These are meant to minimize the scar so that it is more consistent with the surrounding skin tone and texture. Scar revision  can provide a more pleasing cosmetic result or improve a scar that has healed poorly. The procedure involves removing the entire scar surgically and rejoining the skin. As a result, a new scar will form.
Such surgery aims to create a less obvious scar. Surgical scar revision is usually done on wide or long scars, scars that healed in an unusual way, or scars in very visible places. However, a scar cannot be completely erased.
„Corticosteroid injections for prevention and treatment of keloids and hypertrophic scars are perhaps the first-line option for family physicians. Corticosteroids suppress inflammation and mitosis while increasing vasoconstriction in the scar.”
These types of injections can help soften and then shrink hard scars. Keloids and hypertrophic scars often soften after intralesional steroid injections .
Collagen (derived from purified cow collagen) is injected beneath the skin . The purpose of such treatment is to replace the body’s natural collagen that has been lost.
Injectable collagen is generally used to treat wrinkles, scars, and facial lines.

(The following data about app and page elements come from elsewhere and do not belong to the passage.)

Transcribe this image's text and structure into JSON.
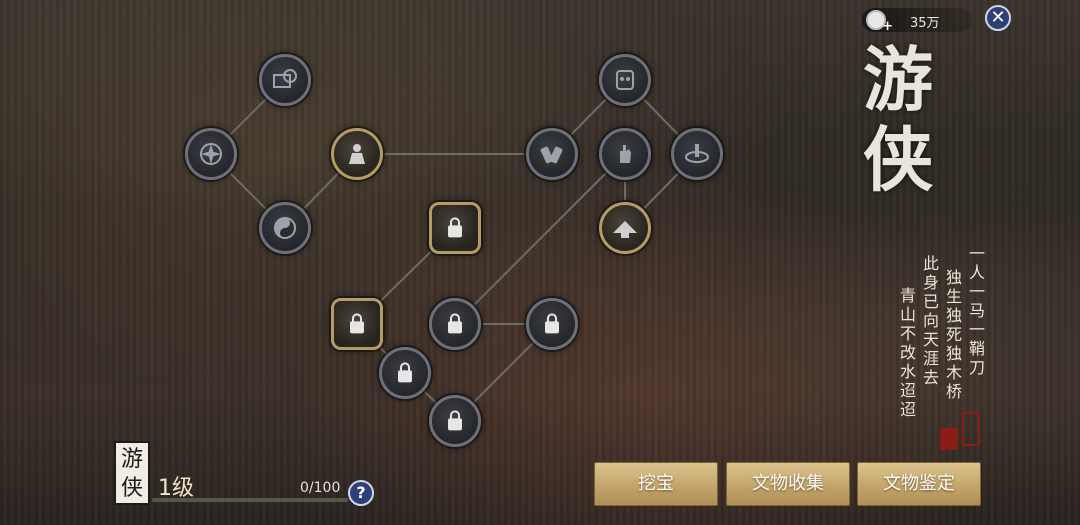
{
  "top_bar": {
    "currency_icon": "silver-coin-plus-icon",
    "currency_value": "35万",
    "close_icon": "close-icon"
  },
  "class_panel": {
    "title": "游侠",
    "poem": [
      "一人一马一鞘刀",
      "独生独死独木桥",
      "此身已向天涯去",
      "青山不改水迢迢"
    ]
  },
  "level": {
    "badge_text": "游侠",
    "level_text": "1级",
    "progress_text": "0/100",
    "progress_fraction": 0,
    "help_label": "?"
  },
  "actions": {
    "treasure_label": "挖宝",
    "collection_label": "文物收集",
    "appraisal_label": "文物鉴定"
  },
  "skill_tree": {
    "nodes": [
      {
        "id": "map",
        "icon": "map-chat-icon",
        "state": "unlocked"
      },
      {
        "id": "shuriken",
        "icon": "shuriken-icon",
        "state": "unlocked"
      },
      {
        "id": "taiji",
        "icon": "yin-yang-icon",
        "state": "unlocked"
      },
      {
        "id": "warrior",
        "icon": "warrior-icon",
        "state": "active"
      },
      {
        "id": "mask",
        "icon": "opera-mask-icon",
        "state": "unlocked"
      },
      {
        "id": "scrolls",
        "icon": "scrolls-icon",
        "state": "unlocked"
      },
      {
        "id": "hand",
        "icon": "hand-icon",
        "state": "unlocked"
      },
      {
        "id": "ring",
        "icon": "ring-icon",
        "state": "unlocked"
      },
      {
        "id": "hat",
        "icon": "straw-hat-icon",
        "state": "active"
      },
      {
        "id": "locked-gold-1",
        "icon": "lock-icon",
        "state": "locked-gold"
      },
      {
        "id": "locked-gold-2",
        "icon": "lock-icon",
        "state": "locked-gold"
      },
      {
        "id": "locked-cross",
        "icon": "lock-icon",
        "state": "locked"
      },
      {
        "id": "butterfly",
        "icon": "butterfly-lock-icon",
        "state": "locked"
      },
      {
        "id": "locked-mid",
        "icon": "lock-icon",
        "state": "locked"
      },
      {
        "id": "eye",
        "icon": "eye-lock-icon",
        "state": "locked"
      }
    ]
  }
}
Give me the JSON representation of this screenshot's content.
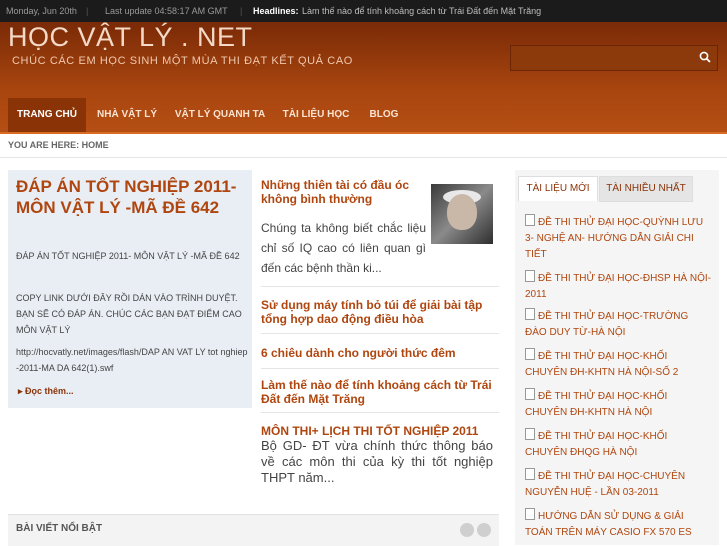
{
  "topbar": {
    "date": "Monday, Jun 20th",
    "last_update": "Last update 04:58:17 AM GMT",
    "headlines_label": "Headlines:",
    "ticker": "Làm thế nào để tính khoảng cách từ Trái Đất đến Mặt Trăng"
  },
  "header": {
    "site_title": "HỌC VẬT LÝ . NET",
    "tagline": "CHÚC CÁC EM HỌC SINH MỘT MÙA THI ĐẠT KẾT QUẢ CAO",
    "search_value": ""
  },
  "nav": {
    "items": [
      {
        "label": "TRANG CHỦ"
      },
      {
        "label": "NHÀ VẬT LÝ"
      },
      {
        "label": "VẬT LÝ QUANH TA"
      },
      {
        "label": "TÀI LIỆU HỌC"
      },
      {
        "label": "BLOG"
      }
    ]
  },
  "breadcrumb": "YOU ARE HERE: HOME",
  "feature": {
    "title": "ĐÁP ÁN TỐT NGHIỆP 2011- MÔN VẬT LÝ -MÃ ĐỀ 642",
    "p1": "ĐÁP ÁN TỐT NGHIỆP 2011- MÔN VẬT LÝ -MÃ ĐỀ 642",
    "p2": "COPY LINK DƯỚI ĐÂY RỒI DÁN VÀO TRÌNH DUYỆT. BẠN SẼ CÓ ĐÁP ÁN. CHÚC CÁC BẠN ĐẠT ĐIỂM CAO MÔN VẬT LÝ",
    "p3": "http://hocvatly.net/images/flash/DAP AN VAT LY tot nghiep -2011-MA DA 642(1).swf",
    "more": "Đọc thêm..."
  },
  "articles": [
    {
      "title": "Những thiên tài có đầu óc không bình thường",
      "excerpt": "Chúng ta không biết chắc liệu chỉ số IQ cao có liên quan gì đến các bệnh thần ki..."
    },
    {
      "title": "Sử dụng máy tính bỏ túi để giải bài tập tổng hợp dao động điều hòa"
    },
    {
      "title": "6 chiêu dành cho người thức đêm"
    },
    {
      "title": "Làm thế nào để tính khoảng cách từ Trái Đất đến Mặt Trăng"
    },
    {
      "title": "MÔN THI+ LỊCH THI TỐT NGHIỆP 2011",
      "excerpt": "Bộ GD- ĐT vừa chính thức thông báo về các môn thi của kỳ thi tốt nghiệp THPT năm..."
    }
  ],
  "featured_box": {
    "title": "BÀI VIẾT NỔI BẬT"
  },
  "sidebar": {
    "tabs": [
      {
        "label": "TÀI LIỆU MỚI"
      },
      {
        "label": "TÀI NHIỀU NHẤT"
      }
    ],
    "items": [
      {
        "label": "ĐỀ THI THỬ ĐẠI HỌC-QUỲNH LƯU 3- NGHỆ AN- HƯỚNG DẪN GIẢI CHI TIẾT"
      },
      {
        "label": "ĐỀ THI THỬ ĐẠI HỌC-ĐHSP HÀ NỘI-2011"
      },
      {
        "label": "ĐỀ THI THỬ ĐẠI HỌC-TRƯỜNG ĐÀO DUY TỪ-HÀ NỘI"
      },
      {
        "label": "ĐỀ THI THỬ ĐẠI HỌC-KHỐI CHUYÊN ĐH-KHTN HÀ NỘI-SỐ 2"
      },
      {
        "label": "ĐỀ THI THỬ ĐẠI HỌC-KHỐI CHUYÊN ĐH-KHTN HÀ NỘI"
      },
      {
        "label": "ĐỀ THI THỬ ĐẠI HỌC-KHỐI CHUYÊN ĐHQG HÀ NỘI"
      },
      {
        "label": "ĐỀ THI THỬ ĐẠI HỌC-CHUYÊN NGUYỄN HUỆ - LẦN 03-2011"
      },
      {
        "label": "HƯỚNG DẪN SỬ DỤNG & GIẢI TOÁN TRÊN MÁY CASIO FX 570 ES"
      }
    ]
  }
}
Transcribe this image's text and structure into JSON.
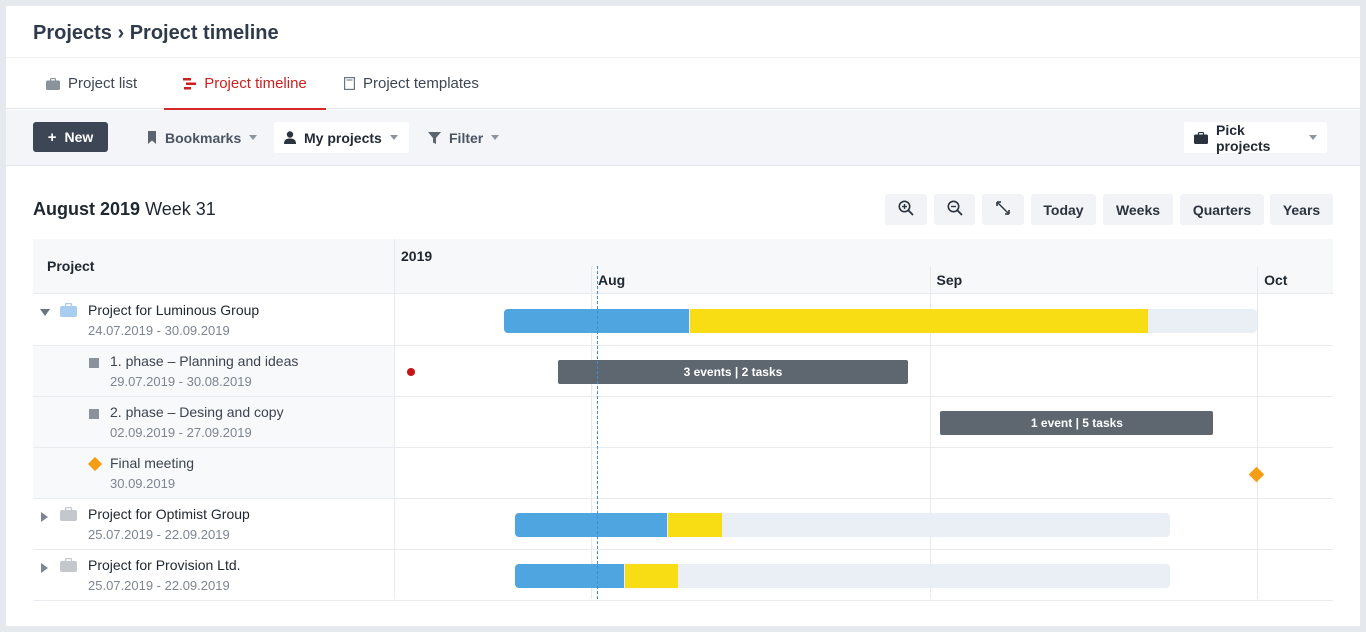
{
  "header": {
    "title": "Projects › Project timeline"
  },
  "tabs": [
    {
      "label": "Project list",
      "icon": "briefcase-icon",
      "active": false
    },
    {
      "label": "Project timeline",
      "icon": "timeline-icon",
      "active": true
    },
    {
      "label": "Project templates",
      "icon": "template-icon",
      "active": false
    }
  ],
  "toolbar": {
    "new_label": "New",
    "bookmarks_label": "Bookmarks",
    "my_projects_label": "My projects",
    "filter_label": "Filter",
    "pick_projects_label": "Pick projects"
  },
  "period": {
    "month_year": "August 2019",
    "week": "Week 31"
  },
  "view_controls": {
    "zoom_in": "zoom-in-icon",
    "zoom_out": "zoom-out-icon",
    "fit": "expand-icon",
    "today_label": "Today",
    "weeks_label": "Weeks",
    "quarters_label": "Quarters",
    "years_label": "Years"
  },
  "timeline": {
    "column_header": "Project",
    "year": "2019",
    "months": [
      "Aug",
      "Sep",
      "Oct"
    ],
    "today": "2019-08-02",
    "colors": {
      "done": "#4fa5e0",
      "in_progress": "#f8dc14",
      "remaining": "#eaeef5",
      "phase": "#5e6670",
      "event": "#c81414",
      "milestone": "#f59d15"
    },
    "rows": [
      {
        "type": "project",
        "expanded": true,
        "name": "Project for Luminous Group",
        "dates": "24.07.2019 - 30.09.2019",
        "icon_color": "#a8cdee",
        "start": "2019-07-24",
        "end": "2019-10-01",
        "done_until": "2019-08-10",
        "progress_until": "2019-09-21"
      },
      {
        "type": "phase",
        "name": "1. phase – Planning and ideas",
        "dates": "29.07.2019 - 30.08.2019",
        "start": "2019-07-29",
        "end": "2019-08-30",
        "bar_label": "3 events | 2 tasks",
        "event_dot": "2019-07-27"
      },
      {
        "type": "phase",
        "name": "2. phase – Desing and copy",
        "dates": "02.09.2019 - 27.09.2019",
        "start": "2019-09-02",
        "end": "2019-09-27",
        "bar_label": "1 event | 5 tasks"
      },
      {
        "type": "milestone",
        "name": "Final meeting",
        "dates": "30.09.2019",
        "date": "2019-10-01"
      },
      {
        "type": "project",
        "expanded": false,
        "name": "Project for Optimist Group",
        "dates": "25.07.2019 - 22.09.2019",
        "icon_color": "#c4c8cd",
        "start": "2019-07-25",
        "end": "2019-09-23",
        "done_until": "2019-08-08",
        "progress_until": "2019-08-13"
      },
      {
        "type": "project",
        "expanded": false,
        "name": "Project for Provision Ltd.",
        "dates": "25.07.2019 - 22.09.2019",
        "icon_color": "#c4c8cd",
        "start": "2019-07-25",
        "end": "2019-09-23",
        "done_until": "2019-08-04",
        "progress_until": "2019-08-09"
      }
    ]
  }
}
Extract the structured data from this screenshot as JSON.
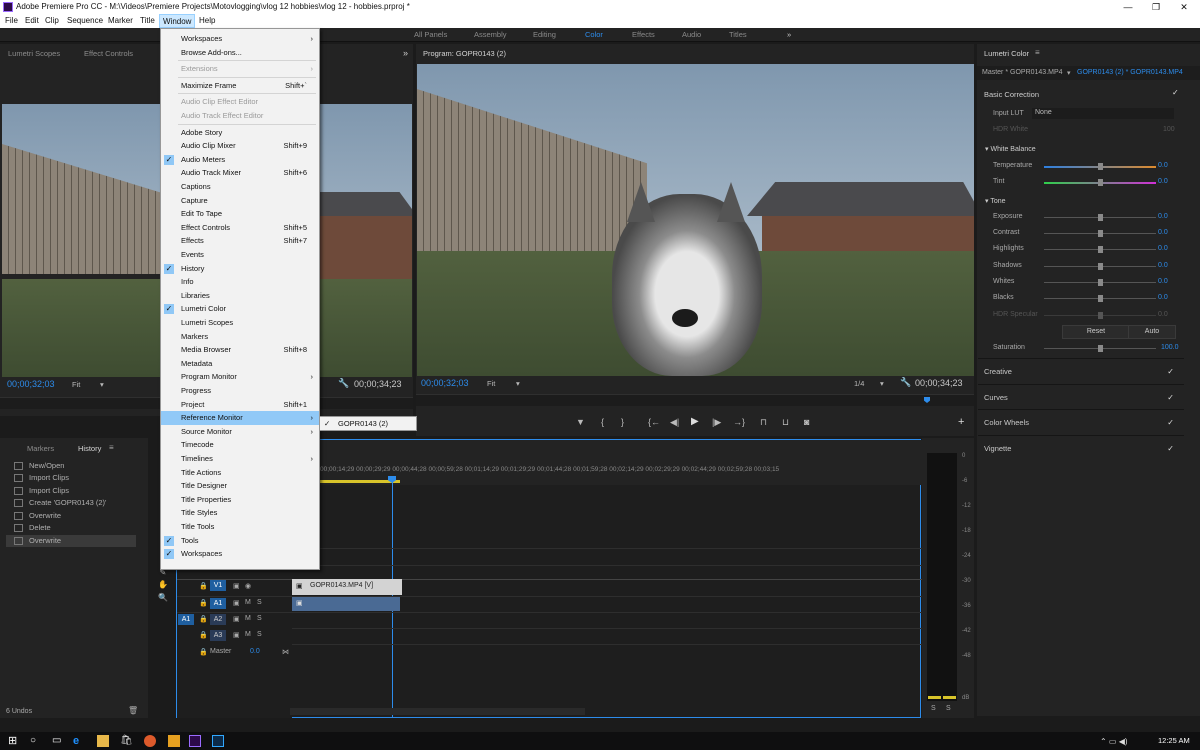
{
  "titlebar": {
    "title": "Adobe Premiere Pro CC - M:\\Videos\\Premiere Projects\\Motovlogging\\vlog 12 hobbies\\vlog 12 - hobbies.prproj *",
    "minimize": "—",
    "maximize": "❐",
    "close": "✕"
  },
  "menubar": [
    "File",
    "Edit",
    "Clip",
    "Sequence",
    "Marker",
    "Title",
    "Window",
    "Help"
  ],
  "workspaces": {
    "items": [
      "All Panels",
      "Assembly",
      "Editing",
      "Color",
      "Effects",
      "Audio",
      "Titles"
    ],
    "active": "Color",
    "more": "»"
  },
  "source_panel": {
    "tabs": [
      "Lumetri Scopes",
      "Effect Controls"
    ],
    "timecode": "00;00;32;03",
    "fit": "Fit",
    "right_timecode": "00;00;34;23"
  },
  "program": {
    "tab": "Program: GOPR0143 (2)",
    "timecode": "00;00;32;03",
    "fit": "Fit",
    "quality": "1/4",
    "duration": "00;00;34;23"
  },
  "window_menu": {
    "items": [
      {
        "label": "Workspaces",
        "arrow": "›"
      },
      {
        "label": "Browse Add-ons..."
      },
      {
        "label": "Extensions",
        "arrow": "›",
        "disabled": true
      },
      {
        "label": "Maximize Frame",
        "shortcut": "Shift+`"
      },
      {
        "label": "Audio Clip Effect Editor",
        "disabled": true
      },
      {
        "label": "Audio Track Effect Editor",
        "disabled": true
      },
      {
        "label": "Adobe Story"
      },
      {
        "label": "Audio Clip Mixer",
        "shortcut": "Shift+9"
      },
      {
        "label": "Audio Meters",
        "checked": true
      },
      {
        "label": "Audio Track Mixer",
        "shortcut": "Shift+6"
      },
      {
        "label": "Captions"
      },
      {
        "label": "Capture"
      },
      {
        "label": "Edit To Tape"
      },
      {
        "label": "Effect Controls",
        "shortcut": "Shift+5"
      },
      {
        "label": "Effects",
        "shortcut": "Shift+7"
      },
      {
        "label": "Events"
      },
      {
        "label": "History",
        "checked": true
      },
      {
        "label": "Info"
      },
      {
        "label": "Libraries"
      },
      {
        "label": "Lumetri Color",
        "checked": true
      },
      {
        "label": "Lumetri Scopes"
      },
      {
        "label": "Markers"
      },
      {
        "label": "Media Browser",
        "shortcut": "Shift+8"
      },
      {
        "label": "Metadata"
      },
      {
        "label": "Program Monitor",
        "arrow": "›"
      },
      {
        "label": "Progress"
      },
      {
        "label": "Project",
        "shortcut": "Shift+1"
      },
      {
        "label": "Reference Monitor",
        "arrow": "›",
        "highlighted": true
      },
      {
        "label": "Source Monitor",
        "arrow": "›"
      },
      {
        "label": "Timecode"
      },
      {
        "label": "Timelines",
        "arrow": "›"
      },
      {
        "label": "Title Actions"
      },
      {
        "label": "Title Designer"
      },
      {
        "label": "Title Properties"
      },
      {
        "label": "Title Styles"
      },
      {
        "label": "Title Tools"
      },
      {
        "label": "Tools",
        "checked": true
      },
      {
        "label": "Workspaces",
        "checked": true
      }
    ],
    "submenu": {
      "label": "GOPR0143 (2)",
      "check": "✓"
    }
  },
  "history": {
    "tabs": [
      "Markers",
      "History"
    ],
    "items": [
      "New/Open",
      "Import Clips",
      "Import Clips",
      "Create 'GOPR0143 (2)'",
      "Overwrite",
      "Delete",
      "Overwrite"
    ],
    "footer": "6 Undos"
  },
  "timeline": {
    "ruler": [
      "00;00;14;29",
      "00;00;29;29",
      "00;00;44;28",
      "00;00;59;28",
      "00;01;14;29",
      "00;01;29;29",
      "00;01;44;28",
      "00;01;59;28",
      "00;02;14;29",
      "00;02;29;29",
      "00;02;44;29",
      "00;02;59;28",
      "00;03;15"
    ],
    "tracks": {
      "v1": "V1",
      "a1": "A1",
      "a2": "A2",
      "a3": "A3",
      "src_a1": "A1",
      "m": "M",
      "s": "S",
      "master": "Master",
      "master_val": "0.0"
    },
    "clip": "GOPR0143.MP4 [V]"
  },
  "meters": {
    "labels": [
      "0",
      "-6",
      "-12",
      "-18",
      "-24",
      "-30",
      "-36",
      "-42",
      "-48",
      "dB"
    ],
    "s": "S"
  },
  "lumetri": {
    "title": "Lumetri Color",
    "master": "Master * GOPR0143.MP4",
    "clip": "GOPR0143 (2) * GOPR0143.MP4",
    "basic": "Basic Correction",
    "input_lut_label": "Input LUT",
    "input_lut": "None",
    "hdr_white": "HDR White",
    "hdr_white_val": "100",
    "wb": "White Balance",
    "temperature": "Temperature",
    "tint": "Tint",
    "tone": "Tone",
    "rows": [
      {
        "label": "Exposure",
        "value": "0.0"
      },
      {
        "label": "Contrast",
        "value": "0.0"
      },
      {
        "label": "Highlights",
        "value": "0.0"
      },
      {
        "label": "Shadows",
        "value": "0.0"
      },
      {
        "label": "Whites",
        "value": "0.0"
      },
      {
        "label": "Blacks",
        "value": "0.0"
      }
    ],
    "temp_val": "0.0",
    "tint_val": "0.0",
    "hdr_spec": "HDR Specular",
    "hdr_spec_val": "0.0",
    "reset": "Reset",
    "auto": "Auto",
    "saturation": "Saturation",
    "saturation_val": "100.0",
    "sections": [
      "Creative",
      "Curves",
      "Color Wheels",
      "Vignette"
    ]
  },
  "taskbar": {
    "time": "12:25 AM"
  }
}
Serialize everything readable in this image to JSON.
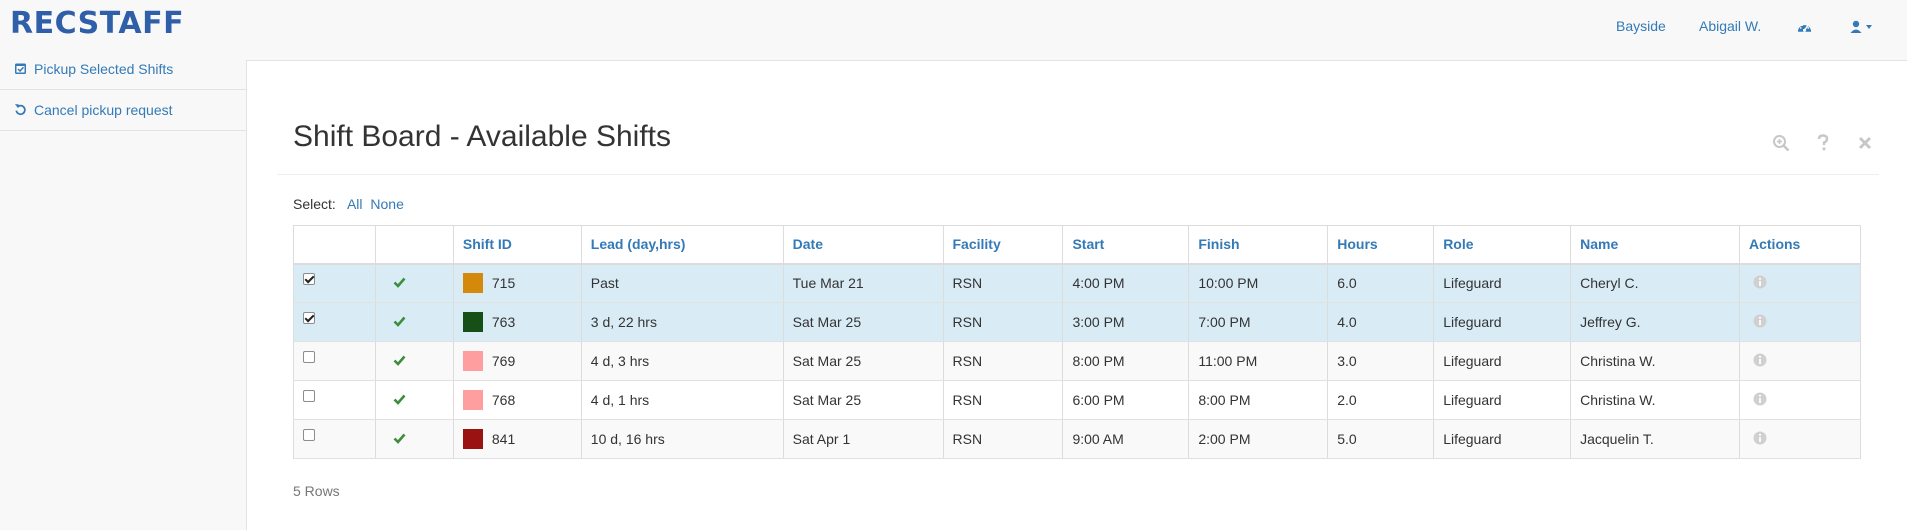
{
  "brand": "RECSTAFF",
  "nav": {
    "location": "Bayside",
    "user": "Abigail W."
  },
  "icons": {
    "pickup": "calendar-check-icon",
    "cancel": "undo-icon",
    "dashboard": "dashboard-icon",
    "user": "user-icon",
    "zoom": "zoom-in-icon",
    "help": "question-icon",
    "close": "close-icon",
    "check": "checkmark-icon",
    "info": "info-icon"
  },
  "sidebar": {
    "items": [
      {
        "label": "Pickup Selected Shifts"
      },
      {
        "label": "Cancel pickup request"
      }
    ]
  },
  "page": {
    "title": "Shift Board - Available Shifts",
    "select_label": "Select:",
    "select_all": "All",
    "select_none": "None",
    "row_count": "5 Rows"
  },
  "table": {
    "columns": [
      "",
      "",
      "Shift ID",
      "Lead (day,hrs)",
      "Date",
      "Facility",
      "Start",
      "Finish",
      "Hours",
      "Role",
      "Name",
      "Actions"
    ],
    "rows": [
      {
        "checked": true,
        "shift_id": "715",
        "color": "#d4890a",
        "lead": "Past",
        "date": "Tue Mar 21",
        "facility": "RSN",
        "start": "4:00 PM",
        "finish": "10:00 PM",
        "hours": "6.0",
        "role": "Lifeguard",
        "name": "Cheryl C."
      },
      {
        "checked": true,
        "shift_id": "763",
        "color": "#165016",
        "lead": "3 d, 22 hrs",
        "date": "Sat Mar 25",
        "facility": "RSN",
        "start": "3:00 PM",
        "finish": "7:00 PM",
        "hours": "4.0",
        "role": "Lifeguard",
        "name": "Jeffrey G."
      },
      {
        "checked": false,
        "shift_id": "769",
        "color": "#ff9e9e",
        "lead": "4 d, 3 hrs",
        "date": "Sat Mar 25",
        "facility": "RSN",
        "start": "8:00 PM",
        "finish": "11:00 PM",
        "hours": "3.0",
        "role": "Lifeguard",
        "name": "Christina W."
      },
      {
        "checked": false,
        "shift_id": "768",
        "color": "#ff9e9e",
        "lead": "4 d, 1 hrs",
        "date": "Sat Mar 25",
        "facility": "RSN",
        "start": "6:00 PM",
        "finish": "8:00 PM",
        "hours": "2.0",
        "role": "Lifeguard",
        "name": "Christina W."
      },
      {
        "checked": false,
        "shift_id": "841",
        "color": "#9a1212",
        "lead": "10 d, 16 hrs",
        "date": "Sat Apr 1",
        "facility": "RSN",
        "start": "9:00 AM",
        "finish": "2:00 PM",
        "hours": "5.0",
        "role": "Lifeguard",
        "name": "Jacquelin T."
      }
    ]
  },
  "colors": {
    "accent": "#337ab7",
    "brand": "#2f5fa8",
    "selected_row": "#d9ecf6",
    "check_green": "#3c8d3c"
  }
}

Laser therapy  includes noninvasive treatment sessions. This treatment uses powerful fractional laser technology to reduce the look of scars (short pulses of micro-fine laser light to reach deeply into the skin’s sub-layers, treating the skin’s support structure.
Then the body’s natural healing process sweeps away older, damaged tissue and rebuilds it with fresh, new collagen and elastin (the crucial building blocks of normal-looking skin) without harming the surrounding skin.
After several sessions (depending on the skin condition), scars are less visible and the skin looks smoother than before the procedure.
The procedure helps reduce the size of scars by freezing the top skin layers . Such freezing causes the skin to blister.
Chemical peeling  is used to minimize sun-damaged skin, irregular color (pigment), and superficial scars. During the procedure, the top layer of skin is removed with a chemical application to the skin.
By removing it, the skin regenerates, often improving its’ appearance.
Below are some home remedies for scar removal that can fasten the healing process.
4 teaspoons lemon juice; 3 tablespoons yogurt; 4 tablespoons honey; 1 egg white
All ingredients are mixed together in order to form a homogeneous paste. Apply the mixture on the scar tissue for about 15 minutes. Wash with lukewarm water.
Repeat the procedure once a week. A few weeks later you will be able to notice the improvement.
Another effective treatment against scarring is the baking soda. You’ll be surprised how effective and useful it can be in almost any situation. It helps to return the youthful glow on your skin and baking soda participates in the composition of the best creams for removal of scars.
Take 5 tablespoons of baking soda and mix with 1 tablespoon of water to get a thick paste. Apply on the affected skin and let it dry. Then rinse with warm water. Repeat 3 times a week.
Sweet almond oil mixed with wheat and argan oil. Mix the ingredients in equal parts, into a homogenous paste, and apply the cream in circular motions on the problem areas every day.
Soak a gauze into diluted raw Apple Cider Vinegar and apply on the problem areas and repeat the same procedure daily until the scar tissue is restored.
For older and bigger scars you will need to be more persistent and continuously apply the ointments.
Castor oil is one of the cures for scars that offers plenty of vitamins A and E.
Twice a day the heated oil is applied to the skin. Leave the oil for least two hours. This procedure is done until the scar has completely faded.
Overview of Surgical Scar Prevention and Management
Are corticosteroids effective for prevention of scar formation after second-degree skin burn?
Use of Intralesional Cryosurgery as an Innovative Therapy for Keloid Scars and a Review of Current Treatments
Chemical Reconstruction of Skin Scars Therapy Using 100% Trichloroacetic Acid in the Treatment of Atrophic Facial Post Varicella Scars: A Pilot Study